Payment companies that are part of the Libra Association are suddenly not sure about Facebook’s first crypto initiative. According to the Wall Street Journal, Visa, Mastercard and a few other companies are reconsidering their involvement in the project after backlash from US and European regulators. While the social media giant has called for a unified front on the project, the payment companies do not want to be seen as boosting the project publicly.
The members of the Libra association will meet in Wahsington DC on October 3, 2019 but there is no clarity on the agenda of the meeting. Interestingly, members of the Libra Association are also scheduled to meet in mid-October to discuss Libra’s charter. This will essentially be a reaffirmation of their commitment to the project.

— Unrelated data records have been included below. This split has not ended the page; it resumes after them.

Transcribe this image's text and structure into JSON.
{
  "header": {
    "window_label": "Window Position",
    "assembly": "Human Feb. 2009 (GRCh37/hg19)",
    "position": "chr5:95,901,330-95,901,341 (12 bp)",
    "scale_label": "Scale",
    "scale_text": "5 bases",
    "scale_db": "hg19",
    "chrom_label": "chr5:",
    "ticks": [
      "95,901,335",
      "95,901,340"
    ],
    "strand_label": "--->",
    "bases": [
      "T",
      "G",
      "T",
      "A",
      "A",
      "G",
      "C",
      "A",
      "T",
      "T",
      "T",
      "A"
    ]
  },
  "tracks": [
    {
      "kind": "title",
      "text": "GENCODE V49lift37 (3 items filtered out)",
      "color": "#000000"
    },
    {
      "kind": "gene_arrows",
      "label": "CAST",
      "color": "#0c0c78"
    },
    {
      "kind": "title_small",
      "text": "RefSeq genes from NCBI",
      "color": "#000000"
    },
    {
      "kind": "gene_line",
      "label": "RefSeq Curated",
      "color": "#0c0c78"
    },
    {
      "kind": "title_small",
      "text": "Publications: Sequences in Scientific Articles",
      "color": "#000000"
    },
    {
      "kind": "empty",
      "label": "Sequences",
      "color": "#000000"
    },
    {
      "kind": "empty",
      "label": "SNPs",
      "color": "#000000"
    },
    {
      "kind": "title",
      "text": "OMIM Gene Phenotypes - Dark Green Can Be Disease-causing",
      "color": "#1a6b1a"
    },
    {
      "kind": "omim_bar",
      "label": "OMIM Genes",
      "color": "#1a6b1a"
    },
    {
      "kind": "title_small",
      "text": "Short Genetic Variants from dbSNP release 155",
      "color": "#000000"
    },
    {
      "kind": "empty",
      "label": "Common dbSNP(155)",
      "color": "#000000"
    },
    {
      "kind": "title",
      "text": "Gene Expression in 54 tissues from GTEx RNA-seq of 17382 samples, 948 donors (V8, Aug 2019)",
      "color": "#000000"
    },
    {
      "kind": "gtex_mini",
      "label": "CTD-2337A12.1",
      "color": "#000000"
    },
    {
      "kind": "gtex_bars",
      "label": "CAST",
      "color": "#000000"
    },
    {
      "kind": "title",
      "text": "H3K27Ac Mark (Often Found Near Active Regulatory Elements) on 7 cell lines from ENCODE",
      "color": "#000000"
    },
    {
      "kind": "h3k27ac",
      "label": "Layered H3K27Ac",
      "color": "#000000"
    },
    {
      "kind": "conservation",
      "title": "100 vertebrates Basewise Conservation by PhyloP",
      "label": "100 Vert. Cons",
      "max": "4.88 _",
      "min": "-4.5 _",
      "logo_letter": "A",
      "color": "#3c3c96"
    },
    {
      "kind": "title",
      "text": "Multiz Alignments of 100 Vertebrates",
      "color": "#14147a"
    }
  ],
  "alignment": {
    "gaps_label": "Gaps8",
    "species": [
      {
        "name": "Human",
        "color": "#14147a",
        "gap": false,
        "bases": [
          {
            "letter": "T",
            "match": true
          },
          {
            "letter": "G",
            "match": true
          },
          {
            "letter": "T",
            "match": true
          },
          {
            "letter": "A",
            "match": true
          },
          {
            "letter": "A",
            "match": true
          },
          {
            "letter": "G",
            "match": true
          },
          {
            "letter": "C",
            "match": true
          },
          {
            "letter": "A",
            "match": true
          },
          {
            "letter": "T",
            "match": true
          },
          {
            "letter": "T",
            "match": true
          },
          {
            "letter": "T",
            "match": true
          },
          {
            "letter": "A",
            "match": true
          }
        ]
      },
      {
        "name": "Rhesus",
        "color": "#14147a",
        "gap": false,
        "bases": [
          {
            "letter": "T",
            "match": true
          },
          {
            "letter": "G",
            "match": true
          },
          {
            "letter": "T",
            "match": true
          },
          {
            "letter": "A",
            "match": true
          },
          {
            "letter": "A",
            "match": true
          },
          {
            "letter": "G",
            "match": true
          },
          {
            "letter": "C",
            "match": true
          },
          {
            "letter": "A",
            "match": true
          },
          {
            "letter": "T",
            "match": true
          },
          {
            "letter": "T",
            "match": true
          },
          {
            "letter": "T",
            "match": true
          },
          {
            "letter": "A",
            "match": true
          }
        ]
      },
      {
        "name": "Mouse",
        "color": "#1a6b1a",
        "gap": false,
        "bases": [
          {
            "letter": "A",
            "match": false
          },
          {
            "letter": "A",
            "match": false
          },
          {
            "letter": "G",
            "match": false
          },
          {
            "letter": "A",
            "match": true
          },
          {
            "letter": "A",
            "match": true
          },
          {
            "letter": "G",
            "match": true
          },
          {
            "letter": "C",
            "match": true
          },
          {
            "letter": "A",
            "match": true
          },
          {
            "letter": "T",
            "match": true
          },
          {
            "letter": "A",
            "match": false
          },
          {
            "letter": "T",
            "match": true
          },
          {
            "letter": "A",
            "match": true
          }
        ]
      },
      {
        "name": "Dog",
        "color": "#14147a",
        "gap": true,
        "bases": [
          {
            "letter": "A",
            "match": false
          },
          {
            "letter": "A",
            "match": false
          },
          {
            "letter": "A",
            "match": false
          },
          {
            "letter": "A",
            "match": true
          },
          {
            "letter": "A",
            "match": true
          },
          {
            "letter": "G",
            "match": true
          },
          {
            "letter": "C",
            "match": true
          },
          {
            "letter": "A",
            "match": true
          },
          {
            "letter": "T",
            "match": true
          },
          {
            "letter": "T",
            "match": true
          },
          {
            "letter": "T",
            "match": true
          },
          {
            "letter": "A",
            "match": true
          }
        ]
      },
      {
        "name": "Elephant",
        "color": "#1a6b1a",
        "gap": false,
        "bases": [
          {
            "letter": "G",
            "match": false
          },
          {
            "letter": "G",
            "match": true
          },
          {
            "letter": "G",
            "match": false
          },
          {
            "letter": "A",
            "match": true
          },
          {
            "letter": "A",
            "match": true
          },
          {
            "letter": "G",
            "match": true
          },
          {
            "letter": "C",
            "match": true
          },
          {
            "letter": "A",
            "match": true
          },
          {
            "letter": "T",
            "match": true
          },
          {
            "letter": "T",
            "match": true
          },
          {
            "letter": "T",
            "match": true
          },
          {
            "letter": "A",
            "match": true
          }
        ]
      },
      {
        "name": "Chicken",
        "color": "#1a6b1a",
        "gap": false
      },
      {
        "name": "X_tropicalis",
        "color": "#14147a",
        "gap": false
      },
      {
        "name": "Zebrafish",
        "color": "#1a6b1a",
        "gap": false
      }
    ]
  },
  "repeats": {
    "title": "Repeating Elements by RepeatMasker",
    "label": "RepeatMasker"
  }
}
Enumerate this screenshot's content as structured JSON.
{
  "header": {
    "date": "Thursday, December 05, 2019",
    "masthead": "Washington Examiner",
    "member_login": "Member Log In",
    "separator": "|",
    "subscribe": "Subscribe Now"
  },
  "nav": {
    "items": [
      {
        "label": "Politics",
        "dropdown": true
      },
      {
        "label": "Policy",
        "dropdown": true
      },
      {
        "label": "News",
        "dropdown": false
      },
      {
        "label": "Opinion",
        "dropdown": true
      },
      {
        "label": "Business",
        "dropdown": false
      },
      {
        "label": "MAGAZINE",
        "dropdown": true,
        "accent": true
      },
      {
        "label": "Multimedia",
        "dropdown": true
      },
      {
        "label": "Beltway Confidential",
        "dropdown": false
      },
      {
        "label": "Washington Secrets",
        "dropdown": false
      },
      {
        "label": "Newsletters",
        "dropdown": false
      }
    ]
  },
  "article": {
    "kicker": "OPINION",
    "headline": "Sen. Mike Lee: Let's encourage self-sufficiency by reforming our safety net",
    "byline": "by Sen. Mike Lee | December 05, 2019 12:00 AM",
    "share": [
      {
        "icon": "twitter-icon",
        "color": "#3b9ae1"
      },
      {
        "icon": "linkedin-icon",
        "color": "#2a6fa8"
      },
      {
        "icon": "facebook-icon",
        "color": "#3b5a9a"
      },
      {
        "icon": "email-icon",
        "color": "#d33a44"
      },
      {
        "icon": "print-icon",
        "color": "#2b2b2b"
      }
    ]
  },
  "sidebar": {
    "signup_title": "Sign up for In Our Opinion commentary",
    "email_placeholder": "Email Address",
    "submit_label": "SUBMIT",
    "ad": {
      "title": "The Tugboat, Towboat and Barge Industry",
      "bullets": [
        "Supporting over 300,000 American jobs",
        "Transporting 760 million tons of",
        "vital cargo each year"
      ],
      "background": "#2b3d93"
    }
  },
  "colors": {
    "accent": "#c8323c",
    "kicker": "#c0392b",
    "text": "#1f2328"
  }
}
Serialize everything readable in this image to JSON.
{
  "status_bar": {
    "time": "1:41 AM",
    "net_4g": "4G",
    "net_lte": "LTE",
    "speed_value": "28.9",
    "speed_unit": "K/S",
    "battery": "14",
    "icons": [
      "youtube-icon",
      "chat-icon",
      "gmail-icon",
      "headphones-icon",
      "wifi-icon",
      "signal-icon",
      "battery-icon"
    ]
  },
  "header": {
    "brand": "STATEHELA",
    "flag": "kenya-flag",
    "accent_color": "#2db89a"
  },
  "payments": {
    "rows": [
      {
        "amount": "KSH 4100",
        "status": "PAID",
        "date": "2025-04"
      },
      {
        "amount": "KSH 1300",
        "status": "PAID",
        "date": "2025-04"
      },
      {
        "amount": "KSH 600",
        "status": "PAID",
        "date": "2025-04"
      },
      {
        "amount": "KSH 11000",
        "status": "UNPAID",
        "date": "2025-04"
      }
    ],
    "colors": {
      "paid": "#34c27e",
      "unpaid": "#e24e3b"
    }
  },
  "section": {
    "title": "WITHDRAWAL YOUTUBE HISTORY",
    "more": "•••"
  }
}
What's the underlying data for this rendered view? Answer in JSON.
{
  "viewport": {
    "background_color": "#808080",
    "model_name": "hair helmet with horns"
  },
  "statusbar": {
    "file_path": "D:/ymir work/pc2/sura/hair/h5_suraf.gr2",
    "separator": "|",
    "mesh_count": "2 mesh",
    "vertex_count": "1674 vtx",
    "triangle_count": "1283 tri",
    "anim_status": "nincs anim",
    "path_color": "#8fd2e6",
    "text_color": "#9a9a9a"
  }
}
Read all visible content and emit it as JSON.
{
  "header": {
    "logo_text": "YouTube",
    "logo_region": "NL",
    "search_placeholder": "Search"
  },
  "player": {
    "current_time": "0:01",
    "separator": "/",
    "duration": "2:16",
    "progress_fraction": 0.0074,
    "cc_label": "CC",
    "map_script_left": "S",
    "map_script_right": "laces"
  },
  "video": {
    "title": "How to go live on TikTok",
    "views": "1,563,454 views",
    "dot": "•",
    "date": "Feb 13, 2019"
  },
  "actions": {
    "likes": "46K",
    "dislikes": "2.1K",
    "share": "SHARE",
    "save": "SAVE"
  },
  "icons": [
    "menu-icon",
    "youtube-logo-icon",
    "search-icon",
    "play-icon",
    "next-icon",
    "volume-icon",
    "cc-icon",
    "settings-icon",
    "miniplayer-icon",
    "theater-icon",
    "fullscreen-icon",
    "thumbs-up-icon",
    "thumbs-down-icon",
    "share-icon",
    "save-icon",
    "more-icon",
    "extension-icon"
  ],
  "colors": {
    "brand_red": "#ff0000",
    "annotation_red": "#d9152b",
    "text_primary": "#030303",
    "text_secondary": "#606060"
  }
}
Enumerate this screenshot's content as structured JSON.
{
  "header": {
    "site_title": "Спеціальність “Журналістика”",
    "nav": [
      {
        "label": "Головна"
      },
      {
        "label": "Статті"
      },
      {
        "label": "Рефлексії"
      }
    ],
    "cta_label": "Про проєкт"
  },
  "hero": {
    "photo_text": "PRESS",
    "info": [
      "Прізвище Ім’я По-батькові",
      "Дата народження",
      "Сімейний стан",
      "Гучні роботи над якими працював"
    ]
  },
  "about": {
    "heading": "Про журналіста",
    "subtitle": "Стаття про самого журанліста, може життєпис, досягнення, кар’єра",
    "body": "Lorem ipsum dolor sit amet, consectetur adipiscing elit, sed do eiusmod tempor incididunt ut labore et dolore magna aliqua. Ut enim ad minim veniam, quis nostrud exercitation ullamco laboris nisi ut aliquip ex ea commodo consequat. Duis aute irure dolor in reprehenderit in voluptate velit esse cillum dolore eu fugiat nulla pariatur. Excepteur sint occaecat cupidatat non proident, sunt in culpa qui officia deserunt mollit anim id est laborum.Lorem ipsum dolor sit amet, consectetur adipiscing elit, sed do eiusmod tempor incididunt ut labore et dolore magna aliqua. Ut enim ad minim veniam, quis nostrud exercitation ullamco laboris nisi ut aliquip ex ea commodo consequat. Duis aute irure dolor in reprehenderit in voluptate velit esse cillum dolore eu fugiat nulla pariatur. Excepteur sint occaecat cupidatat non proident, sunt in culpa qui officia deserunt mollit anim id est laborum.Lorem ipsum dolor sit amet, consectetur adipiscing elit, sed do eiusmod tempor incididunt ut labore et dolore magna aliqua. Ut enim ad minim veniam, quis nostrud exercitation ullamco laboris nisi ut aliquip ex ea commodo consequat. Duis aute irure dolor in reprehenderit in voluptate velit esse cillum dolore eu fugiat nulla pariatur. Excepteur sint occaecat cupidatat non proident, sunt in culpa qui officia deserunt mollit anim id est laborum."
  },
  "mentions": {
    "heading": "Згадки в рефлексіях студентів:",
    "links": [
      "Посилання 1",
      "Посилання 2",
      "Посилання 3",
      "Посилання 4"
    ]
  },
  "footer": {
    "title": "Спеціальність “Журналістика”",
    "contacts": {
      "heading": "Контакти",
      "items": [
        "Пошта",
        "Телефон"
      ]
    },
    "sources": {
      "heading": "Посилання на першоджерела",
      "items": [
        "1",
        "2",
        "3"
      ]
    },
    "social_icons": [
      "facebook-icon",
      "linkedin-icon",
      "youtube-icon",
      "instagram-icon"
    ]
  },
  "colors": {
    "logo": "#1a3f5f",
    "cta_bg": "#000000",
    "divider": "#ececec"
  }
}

David Marcus, the Facebook executive heading the Libra project, took to Twitter to defend Libra:
2) change of this magnitude is hard and requires courage + it will be a long journey. For Libra to succeed it needs committed members, and while I have no knowledge of specific organizations plans to not step up, commitment to the mission is more important than anything else;
— David Marcus (@davidmarcus) October 1, 2019
Another Bloomberg report mentions that PayPal and Stripe are also part of the group that is concerned about maintaining positive relationships with regulators who have been critical of Facebook Libra. Executives from these payments companies believe that Facebook oversold the extent that the regulators were comfortable with the cryptocurrency project.
Libra, which recently revealed the percentage breakdown of the basket of traditional currencies it is backed by, has been trying its best to engage with regulators globally. The company recently hired the former aide to US Senator Mike Crapo, Susan Zook, to do Libra’s bidding. In addition, Facebook CEO Mark Zuckerberg has already told senators that Libra will not launch anywhere without the US regulators’ blessings.